A faculty committee selects the participants and those selected come to campus for three days. Doctoral candidates and postdocs network with chairs, faculty, administrators, and one another. They attend workshops on topics like diversity in higher education, the academic job search, and job offer negotiation.
The event demonstrates the department’s interest in the prospects and fosters meaningful relationships with promising candidates. Those departments interested in candidates for future hiring are encouraged to invite them back for a more formal job talk when students are on campus. The program found that keeping the cohort small maintains the high-touch necessary for success.
Reason 3: Counting on generic, templatized outreach to candidates

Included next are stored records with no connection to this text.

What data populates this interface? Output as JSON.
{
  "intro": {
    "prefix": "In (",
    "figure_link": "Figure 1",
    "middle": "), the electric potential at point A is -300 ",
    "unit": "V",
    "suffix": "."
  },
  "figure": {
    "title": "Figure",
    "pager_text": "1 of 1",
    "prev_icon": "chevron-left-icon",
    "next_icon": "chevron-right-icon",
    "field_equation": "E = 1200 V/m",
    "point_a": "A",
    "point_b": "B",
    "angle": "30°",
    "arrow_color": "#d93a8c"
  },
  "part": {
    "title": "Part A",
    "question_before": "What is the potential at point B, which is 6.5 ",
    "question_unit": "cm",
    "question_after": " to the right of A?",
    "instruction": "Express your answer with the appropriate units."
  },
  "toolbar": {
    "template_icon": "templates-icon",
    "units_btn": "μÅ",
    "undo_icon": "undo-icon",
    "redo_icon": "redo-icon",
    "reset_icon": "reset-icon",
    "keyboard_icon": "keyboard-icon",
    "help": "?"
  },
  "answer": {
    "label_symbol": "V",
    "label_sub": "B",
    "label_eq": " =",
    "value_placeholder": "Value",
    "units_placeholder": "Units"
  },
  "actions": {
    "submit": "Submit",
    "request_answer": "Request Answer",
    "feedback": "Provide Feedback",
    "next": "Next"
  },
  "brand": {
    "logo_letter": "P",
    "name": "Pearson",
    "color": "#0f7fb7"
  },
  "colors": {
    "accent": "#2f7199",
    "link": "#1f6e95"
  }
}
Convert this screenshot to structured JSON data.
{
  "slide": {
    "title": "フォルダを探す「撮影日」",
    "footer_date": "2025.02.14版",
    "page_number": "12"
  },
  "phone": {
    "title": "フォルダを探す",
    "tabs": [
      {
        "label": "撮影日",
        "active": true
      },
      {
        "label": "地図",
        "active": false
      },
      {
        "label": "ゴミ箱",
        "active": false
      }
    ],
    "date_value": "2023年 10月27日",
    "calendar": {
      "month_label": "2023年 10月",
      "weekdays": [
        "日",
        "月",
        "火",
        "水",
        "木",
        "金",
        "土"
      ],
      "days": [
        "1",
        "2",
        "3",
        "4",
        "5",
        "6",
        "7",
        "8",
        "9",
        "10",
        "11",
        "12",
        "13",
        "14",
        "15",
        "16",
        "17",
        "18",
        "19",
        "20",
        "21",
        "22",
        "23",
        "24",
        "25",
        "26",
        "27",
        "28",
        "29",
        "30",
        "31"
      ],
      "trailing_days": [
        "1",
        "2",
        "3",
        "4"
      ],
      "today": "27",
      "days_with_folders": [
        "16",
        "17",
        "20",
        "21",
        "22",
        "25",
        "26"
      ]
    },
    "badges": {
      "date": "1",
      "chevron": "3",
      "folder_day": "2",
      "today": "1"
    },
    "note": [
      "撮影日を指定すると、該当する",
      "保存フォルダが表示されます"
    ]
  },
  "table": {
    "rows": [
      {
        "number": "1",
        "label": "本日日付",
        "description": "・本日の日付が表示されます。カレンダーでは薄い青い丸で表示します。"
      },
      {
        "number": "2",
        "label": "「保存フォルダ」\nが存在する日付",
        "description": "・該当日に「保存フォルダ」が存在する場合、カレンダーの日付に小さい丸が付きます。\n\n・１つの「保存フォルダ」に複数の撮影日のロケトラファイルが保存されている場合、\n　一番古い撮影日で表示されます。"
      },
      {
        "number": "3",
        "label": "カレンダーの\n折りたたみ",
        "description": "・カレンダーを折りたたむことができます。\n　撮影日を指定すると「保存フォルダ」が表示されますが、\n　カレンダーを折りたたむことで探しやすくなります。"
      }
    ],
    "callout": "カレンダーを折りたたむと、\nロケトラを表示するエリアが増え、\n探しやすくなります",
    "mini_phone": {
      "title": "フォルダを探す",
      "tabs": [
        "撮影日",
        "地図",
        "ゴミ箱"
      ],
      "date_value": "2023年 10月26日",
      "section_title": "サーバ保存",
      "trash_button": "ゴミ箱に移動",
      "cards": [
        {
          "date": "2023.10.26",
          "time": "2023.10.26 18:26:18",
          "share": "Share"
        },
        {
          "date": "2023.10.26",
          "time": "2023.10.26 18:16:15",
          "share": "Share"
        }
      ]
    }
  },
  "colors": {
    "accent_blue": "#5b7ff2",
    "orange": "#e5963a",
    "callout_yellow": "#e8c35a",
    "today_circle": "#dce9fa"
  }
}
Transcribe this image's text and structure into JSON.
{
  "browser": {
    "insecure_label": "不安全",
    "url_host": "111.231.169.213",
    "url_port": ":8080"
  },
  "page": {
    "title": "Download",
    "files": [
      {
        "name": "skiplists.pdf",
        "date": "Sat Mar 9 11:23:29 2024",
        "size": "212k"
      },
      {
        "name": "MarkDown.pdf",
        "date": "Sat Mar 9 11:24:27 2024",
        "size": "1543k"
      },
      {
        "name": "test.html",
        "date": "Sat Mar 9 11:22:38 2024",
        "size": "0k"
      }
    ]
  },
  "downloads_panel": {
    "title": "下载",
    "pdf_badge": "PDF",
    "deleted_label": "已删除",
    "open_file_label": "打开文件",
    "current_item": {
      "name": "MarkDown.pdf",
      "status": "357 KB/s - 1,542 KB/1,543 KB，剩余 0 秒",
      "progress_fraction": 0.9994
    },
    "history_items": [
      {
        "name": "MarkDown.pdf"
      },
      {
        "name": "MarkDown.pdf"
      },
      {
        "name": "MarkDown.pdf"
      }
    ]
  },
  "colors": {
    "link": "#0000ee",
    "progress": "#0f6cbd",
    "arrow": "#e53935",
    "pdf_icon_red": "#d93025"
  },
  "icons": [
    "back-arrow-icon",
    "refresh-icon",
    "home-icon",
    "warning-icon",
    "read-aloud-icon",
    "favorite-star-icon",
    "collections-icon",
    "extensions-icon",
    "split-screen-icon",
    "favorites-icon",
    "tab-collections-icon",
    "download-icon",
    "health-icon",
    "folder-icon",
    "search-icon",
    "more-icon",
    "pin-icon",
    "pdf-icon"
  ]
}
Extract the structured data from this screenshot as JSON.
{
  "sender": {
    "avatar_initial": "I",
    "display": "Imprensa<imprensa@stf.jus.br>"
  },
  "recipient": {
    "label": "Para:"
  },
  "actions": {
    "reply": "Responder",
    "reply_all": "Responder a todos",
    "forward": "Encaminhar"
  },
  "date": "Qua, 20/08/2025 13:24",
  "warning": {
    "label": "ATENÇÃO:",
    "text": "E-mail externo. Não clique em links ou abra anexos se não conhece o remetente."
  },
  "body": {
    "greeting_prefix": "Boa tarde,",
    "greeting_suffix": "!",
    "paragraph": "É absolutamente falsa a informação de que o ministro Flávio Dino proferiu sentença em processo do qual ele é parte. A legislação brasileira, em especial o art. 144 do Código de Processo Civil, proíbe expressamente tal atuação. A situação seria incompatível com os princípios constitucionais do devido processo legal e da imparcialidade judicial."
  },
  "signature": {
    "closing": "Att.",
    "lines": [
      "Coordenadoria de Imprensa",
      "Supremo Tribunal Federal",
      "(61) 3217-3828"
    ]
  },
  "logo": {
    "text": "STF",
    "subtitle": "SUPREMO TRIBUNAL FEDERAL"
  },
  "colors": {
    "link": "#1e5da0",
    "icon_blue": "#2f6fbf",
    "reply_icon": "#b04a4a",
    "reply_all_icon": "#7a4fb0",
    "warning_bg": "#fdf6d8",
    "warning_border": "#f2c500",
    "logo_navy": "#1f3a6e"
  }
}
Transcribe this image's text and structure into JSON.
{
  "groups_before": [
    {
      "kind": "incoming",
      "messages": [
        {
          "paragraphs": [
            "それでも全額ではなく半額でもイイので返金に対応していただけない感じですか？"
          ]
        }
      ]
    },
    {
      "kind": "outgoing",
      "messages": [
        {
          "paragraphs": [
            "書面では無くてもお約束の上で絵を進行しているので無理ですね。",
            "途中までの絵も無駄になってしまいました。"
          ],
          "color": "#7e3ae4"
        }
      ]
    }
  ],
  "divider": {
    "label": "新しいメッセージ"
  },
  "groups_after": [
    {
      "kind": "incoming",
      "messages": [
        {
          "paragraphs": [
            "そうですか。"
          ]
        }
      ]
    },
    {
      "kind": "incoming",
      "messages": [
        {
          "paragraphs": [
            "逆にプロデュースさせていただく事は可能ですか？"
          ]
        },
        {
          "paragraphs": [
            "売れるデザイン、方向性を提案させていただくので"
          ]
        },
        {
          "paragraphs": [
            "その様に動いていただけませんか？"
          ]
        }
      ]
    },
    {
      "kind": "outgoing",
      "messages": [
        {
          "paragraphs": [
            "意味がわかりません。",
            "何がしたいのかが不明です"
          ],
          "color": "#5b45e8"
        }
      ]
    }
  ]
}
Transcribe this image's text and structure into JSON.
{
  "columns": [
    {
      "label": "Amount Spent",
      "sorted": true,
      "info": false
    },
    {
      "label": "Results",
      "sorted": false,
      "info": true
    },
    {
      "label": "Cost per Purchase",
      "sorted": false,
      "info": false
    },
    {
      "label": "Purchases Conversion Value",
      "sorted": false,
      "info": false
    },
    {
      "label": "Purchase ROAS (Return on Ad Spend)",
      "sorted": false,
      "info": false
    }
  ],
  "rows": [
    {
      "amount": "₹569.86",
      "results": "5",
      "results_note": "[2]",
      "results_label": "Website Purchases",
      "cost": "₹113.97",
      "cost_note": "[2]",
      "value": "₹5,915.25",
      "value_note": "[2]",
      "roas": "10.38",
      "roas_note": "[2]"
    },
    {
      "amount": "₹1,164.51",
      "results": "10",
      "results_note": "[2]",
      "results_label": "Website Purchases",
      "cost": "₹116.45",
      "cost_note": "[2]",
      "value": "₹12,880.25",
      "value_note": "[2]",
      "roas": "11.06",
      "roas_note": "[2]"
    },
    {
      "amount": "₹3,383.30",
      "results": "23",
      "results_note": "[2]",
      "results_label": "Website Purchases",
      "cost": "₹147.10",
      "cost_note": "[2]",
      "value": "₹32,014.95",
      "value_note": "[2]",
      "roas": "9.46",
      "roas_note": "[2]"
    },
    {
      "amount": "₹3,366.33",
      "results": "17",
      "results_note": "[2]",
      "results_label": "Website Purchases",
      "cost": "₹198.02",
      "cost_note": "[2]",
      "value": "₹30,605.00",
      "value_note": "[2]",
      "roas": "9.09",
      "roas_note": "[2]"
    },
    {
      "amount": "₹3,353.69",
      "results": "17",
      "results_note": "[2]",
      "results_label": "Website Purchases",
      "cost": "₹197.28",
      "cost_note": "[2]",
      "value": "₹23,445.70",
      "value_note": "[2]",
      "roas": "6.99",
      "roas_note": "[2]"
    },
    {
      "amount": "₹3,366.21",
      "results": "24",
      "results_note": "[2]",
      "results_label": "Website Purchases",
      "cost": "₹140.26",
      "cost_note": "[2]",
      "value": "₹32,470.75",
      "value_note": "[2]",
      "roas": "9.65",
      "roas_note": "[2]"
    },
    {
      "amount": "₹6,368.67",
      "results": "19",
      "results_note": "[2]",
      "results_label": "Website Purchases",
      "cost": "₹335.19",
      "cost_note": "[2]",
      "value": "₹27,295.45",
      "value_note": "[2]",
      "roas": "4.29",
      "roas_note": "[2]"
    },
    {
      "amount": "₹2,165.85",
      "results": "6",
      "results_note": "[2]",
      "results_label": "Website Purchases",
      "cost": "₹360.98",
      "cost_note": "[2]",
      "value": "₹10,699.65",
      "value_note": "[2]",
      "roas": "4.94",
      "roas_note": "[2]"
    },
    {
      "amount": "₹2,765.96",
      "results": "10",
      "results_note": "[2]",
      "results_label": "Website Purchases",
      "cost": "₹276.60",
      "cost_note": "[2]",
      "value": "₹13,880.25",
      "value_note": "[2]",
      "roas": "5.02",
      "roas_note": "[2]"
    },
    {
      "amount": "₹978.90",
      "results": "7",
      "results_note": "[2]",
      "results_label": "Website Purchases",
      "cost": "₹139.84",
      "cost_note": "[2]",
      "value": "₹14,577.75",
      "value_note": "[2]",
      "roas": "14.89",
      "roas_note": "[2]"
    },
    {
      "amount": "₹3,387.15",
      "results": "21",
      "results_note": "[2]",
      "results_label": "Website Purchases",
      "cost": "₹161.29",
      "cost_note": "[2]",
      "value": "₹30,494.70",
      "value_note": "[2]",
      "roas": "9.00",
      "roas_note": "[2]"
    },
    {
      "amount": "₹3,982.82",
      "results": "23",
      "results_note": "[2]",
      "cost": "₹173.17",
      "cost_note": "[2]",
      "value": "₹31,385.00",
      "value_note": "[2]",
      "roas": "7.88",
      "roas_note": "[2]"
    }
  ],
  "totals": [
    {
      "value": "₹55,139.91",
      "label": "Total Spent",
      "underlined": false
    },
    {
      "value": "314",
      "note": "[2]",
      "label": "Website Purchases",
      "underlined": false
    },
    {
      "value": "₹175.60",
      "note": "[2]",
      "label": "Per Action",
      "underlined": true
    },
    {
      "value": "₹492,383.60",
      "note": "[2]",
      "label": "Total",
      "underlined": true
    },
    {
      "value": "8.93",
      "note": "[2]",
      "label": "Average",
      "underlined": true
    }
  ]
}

Too often, form emails announcing new positions lead underrepresented and nontraditional candidates to self-select out of the pool from the start. At Virginia Tech, an assistant provost created a list of 119 graduate deans at all departmental and institutional peers and aspirational peers, as well as those at HBCUs and MSIs. She then sent a personalized email to each one informing them of the program. In the first year after implementing this practice, applications increased by 100%.
Candidates accepted through external applications from peer institutions, HBCUS, and MSIs have engaged previously disengaged departments. In one case, a hire made from an external application inspired a department that had never participated in the Future Faculty Development event to submit nominations the following year.
More resources on faculty diversity
Helps administrators identify and implement the most effective strategies for increasing faculty diversity on their campuses.
While higher education leaders agree on the need to increase diversity, long-standing preparedness gaps create critical barriers for enrolling a diverse class. This white paper explains the resulting pipeline problem, especially at selective colleges and universities, and three contemporary forces that make increasing diversity on campus more difficult than ever before.